• _REQUIRED WORK_
The entries below need to be written out exactly, with no pictures included.

• _ENTRIES SHOWN_
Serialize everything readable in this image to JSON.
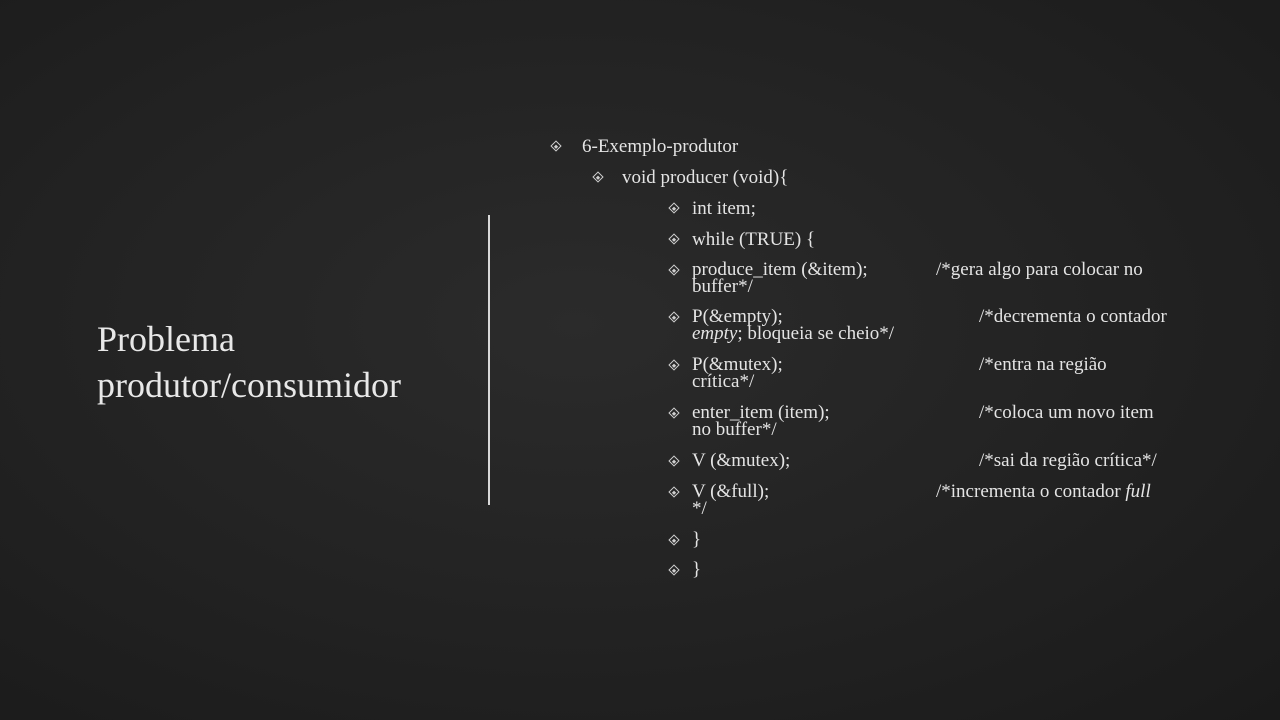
{
  "title": {
    "line1": "Problema",
    "line2": "produtor/consumidor"
  },
  "bullets": {
    "l1": "6-Exemplo-produtor",
    "l2": "void producer (void){",
    "int_item": "int item;",
    "while_true": "while (TRUE) {",
    "produce_item": {
      "code": "produce_item (&item);",
      "comment": "/*gera algo para colocar no",
      "cont": "buffer*/"
    },
    "p_empty": {
      "code": "P(&empty);",
      "comment": "/*decrementa o contador",
      "cont_italic": "empty",
      "cont_rest": "; bloqueia se cheio*/"
    },
    "p_mutex": {
      "code": "P(&mutex);",
      "comment": "/*entra na região",
      "cont": "crítica*/"
    },
    "enter_item": {
      "code": "enter_item (item);",
      "comment": "/*coloca um novo item",
      "cont": "no buffer*/"
    },
    "v_mutex": {
      "code": "V (&mutex);",
      "comment": "/*sai da região crítica*/"
    },
    "v_full": {
      "code": "V (&full);",
      "comment_prefix": "/*incrementa o contador ",
      "comment_italic": "full",
      "cont": "*/"
    },
    "close1": "}",
    "close2": "}"
  },
  "icons": {
    "bullet": "diamond-bullet-icon"
  }
}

• _ANSWER TO THE EXERCISE_
Serialize everything readable in this image to JSON.
{
  "title": {
    "line1": "Problema",
    "line2": "produtor/consumidor"
  },
  "bullets": {
    "l1": "6-Exemplo-produtor",
    "l2": "void producer (void){",
    "int_item": "int item;",
    "while_true": "while (TRUE) {",
    "produce_item": {
      "code": "produce_item (&item);",
      "comment": "/*gera algo para colocar no",
      "cont": "buffer*/"
    },
    "p_empty": {
      "code": "P(&empty);",
      "comment": "/*decrementa o contador",
      "cont_italic": "empty",
      "cont_rest": "; bloqueia se cheio*/"
    },
    "p_mutex": {
      "code": "P(&mutex);",
      "comment": "/*entra na região",
      "cont": "crítica*/"
    },
    "enter_item": {
      "code": "enter_item (item);",
      "comment": "/*coloca um novo item",
      "cont": "no buffer*/"
    },
    "v_mutex": {
      "code": "V (&mutex);",
      "comment": "/*sai da região crítica*/"
    },
    "v_full": {
      "code": "V (&full);",
      "comment_prefix": "/*incrementa o contador ",
      "comment_italic": "full",
      "cont": "*/"
    },
    "close1": "}",
    "close2": "}"
  },
  "icons": {
    "bullet": "diamond-bullet-icon"
  }
}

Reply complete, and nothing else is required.